We also perform and assist with special projects by other organizations—cities, tribes, NGOs, and other agencies—including monitoring water quality and flow, grabbing stormwater samples, collecting stream invertebrates, tracking salmon spawning and rearing activity, replanting riparian areas, and tracking and controlling invasive species.

What do Streamkeepers measure?

We train volunteers to assess a variety of biological, physical, and chemical stream health indicators through a structured quarterly monitoring program:

Biological health

  • Benthic macroinvertebrates ("stream bugs")
  • Fish & wildlife
  • Noxious weeds
  • Bacteria

Chemical health

  • Temperature
  • Dissolved oxygen
  • Conductivity/Salinity
  • Turbidity
  • pH
  • Nutrients

Physical health

  • Streamwalk
  • Photographs
  • Reach maps
  • Flow
  • Gradient
  • Not currently monitoring, but equipped to monitor:
    • Stream cross-section
    • Erosion & revetment
    • Substrate and pools
    • Large woody debris
    • Riparian vegetation

Streamkeepers can help on your watershed!

Streamkeepers accepts requests from citizens, organizations, and governments in need of special services. The scope of available assistance includes:

  • monitoring services
  • data management and analysis
  • outreach and education
  • hands-on restoration work
  • match for grants

For more details, seeStreamkeepers´ Monitoring Services.

How do I get involved?

Streamkeepers’ annual training takes place each summer, involving several evening sessions and a field day, finishing up by late July.

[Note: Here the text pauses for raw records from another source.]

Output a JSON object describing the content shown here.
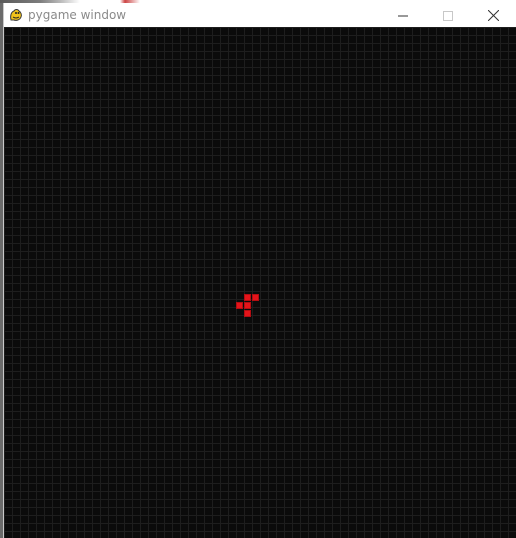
{
  "window": {
    "title": "pygame window",
    "icon": "pygame-snake-icon",
    "controls": [
      "minimize-icon",
      "maximize-icon",
      "close-icon"
    ]
  },
  "game": {
    "background_color": "#0b0b0b",
    "grid_color": "#1e1e1e",
    "cell_color": "#e4141a"
  }
}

But you can always join Streamkeepers prior to formal training and learn to perform some of the procedures "on the job."

For more information,contact us.